Supporters of the graziers' cause were asked to attend the Court today because individual landowners were going to be taking the stand. Gathered outside before proceedings began at 10 were representatives of a number of lobby groups, including Lock the Gate Alliance, Protect the Bush Alliance and wildlife organisations, as well as many individuals who believe that farmers' rights and protection of the environment should be defended more vigorously under the law.
The court resumed with the landowners' cross-examination of a groundwater expert, and was principally concerned with the potential groundwater impact of the mine on properties adjoining rather than within the mining lease application area. Of surprise to me was the lack of a regional groundwater model based on the impacts of all four proposed mines in the Alpha area. The landowners argued that baseline data used in groundwater modelling by the mining companies should have been carried out over a longer period so that water level fluctuations following particularly wet or dry seasons are fully understood.

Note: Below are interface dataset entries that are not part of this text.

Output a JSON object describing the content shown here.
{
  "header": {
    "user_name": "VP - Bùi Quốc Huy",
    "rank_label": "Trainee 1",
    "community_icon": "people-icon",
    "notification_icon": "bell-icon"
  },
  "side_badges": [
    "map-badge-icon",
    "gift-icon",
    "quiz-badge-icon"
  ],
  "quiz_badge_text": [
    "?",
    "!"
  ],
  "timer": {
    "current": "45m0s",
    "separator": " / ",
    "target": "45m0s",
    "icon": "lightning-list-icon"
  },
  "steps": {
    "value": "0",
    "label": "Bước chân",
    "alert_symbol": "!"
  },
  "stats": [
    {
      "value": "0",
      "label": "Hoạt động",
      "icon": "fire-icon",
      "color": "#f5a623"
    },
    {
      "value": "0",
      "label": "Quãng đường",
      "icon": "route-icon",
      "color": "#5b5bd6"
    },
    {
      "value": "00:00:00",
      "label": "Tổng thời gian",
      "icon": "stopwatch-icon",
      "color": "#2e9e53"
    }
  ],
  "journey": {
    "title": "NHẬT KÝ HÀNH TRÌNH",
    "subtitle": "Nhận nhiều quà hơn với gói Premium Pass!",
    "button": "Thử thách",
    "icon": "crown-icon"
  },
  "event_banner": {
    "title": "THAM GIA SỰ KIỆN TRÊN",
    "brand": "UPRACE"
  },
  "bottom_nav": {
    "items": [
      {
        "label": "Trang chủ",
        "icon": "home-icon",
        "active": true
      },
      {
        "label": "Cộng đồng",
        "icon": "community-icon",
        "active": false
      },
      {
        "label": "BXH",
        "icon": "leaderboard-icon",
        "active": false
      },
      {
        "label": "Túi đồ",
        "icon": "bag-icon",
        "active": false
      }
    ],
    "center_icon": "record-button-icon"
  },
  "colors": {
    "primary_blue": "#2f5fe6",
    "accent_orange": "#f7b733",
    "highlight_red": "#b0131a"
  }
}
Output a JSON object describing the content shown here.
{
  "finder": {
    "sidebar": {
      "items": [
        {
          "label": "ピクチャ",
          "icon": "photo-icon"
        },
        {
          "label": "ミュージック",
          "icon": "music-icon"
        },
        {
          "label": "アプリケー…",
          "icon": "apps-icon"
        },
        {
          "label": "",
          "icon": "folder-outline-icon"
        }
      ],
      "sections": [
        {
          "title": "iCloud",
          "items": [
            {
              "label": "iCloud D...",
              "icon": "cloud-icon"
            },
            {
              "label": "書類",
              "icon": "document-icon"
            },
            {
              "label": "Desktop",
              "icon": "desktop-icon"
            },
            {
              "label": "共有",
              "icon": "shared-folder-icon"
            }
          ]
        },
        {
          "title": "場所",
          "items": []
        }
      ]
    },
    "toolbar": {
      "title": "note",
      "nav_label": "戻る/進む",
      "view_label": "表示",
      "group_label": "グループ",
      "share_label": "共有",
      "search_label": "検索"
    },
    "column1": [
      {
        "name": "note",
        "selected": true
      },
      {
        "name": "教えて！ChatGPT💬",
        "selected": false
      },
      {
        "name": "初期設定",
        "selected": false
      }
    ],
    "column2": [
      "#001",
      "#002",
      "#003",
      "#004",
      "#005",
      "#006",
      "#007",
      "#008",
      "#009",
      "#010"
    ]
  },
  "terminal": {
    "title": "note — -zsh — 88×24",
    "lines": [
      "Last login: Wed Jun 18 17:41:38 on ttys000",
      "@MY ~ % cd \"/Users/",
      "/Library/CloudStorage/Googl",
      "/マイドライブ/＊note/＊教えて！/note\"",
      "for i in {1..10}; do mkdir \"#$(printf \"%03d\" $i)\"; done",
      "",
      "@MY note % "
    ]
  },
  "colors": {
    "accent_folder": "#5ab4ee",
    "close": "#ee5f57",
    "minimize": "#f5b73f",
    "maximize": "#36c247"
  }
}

I noted wryly that water-level-monitoring devices on bore holes are solar-powered.
None of the landowners can afford a barrister so are representing themselves in court. Not only do they each have to grapple with the science of hydrogeology but also legal speak and procedure. The judge was looking out for them, however. He told them to take time whenever they got flustered; he carefully explained the procedural subtleties of their submissions when they were challenged by Hancock's highly polished barrister; and expressed his pervading concern about the landowners' belief that they are not getting a fair go in their dealings with the mining company to obtain 'make-good agreements'. These are intended to reduce uncertainty about the landowners' future economic viability by securing an assurance from Hancock that they will replace water lost as a result of mining activity.
During the evidence of the first landowner to take the stand, a grazier from near Jericho, the court became bogged in a technicality: whether a certain disclosure by the witness was consistent with the maintenance of confidentiality preserved by 'without prejudice'* correspondence between the parties. This matter consumed a great deal of the rest of the day's session, and taxed my brain enormously. The workings of the court are fascinating and extremely demanding.
But I'll be back.
Below: enthusiastic supporters of the landowners, and the Queensland police keeping an eye on us
* Without any loss or waiver of rights or privileges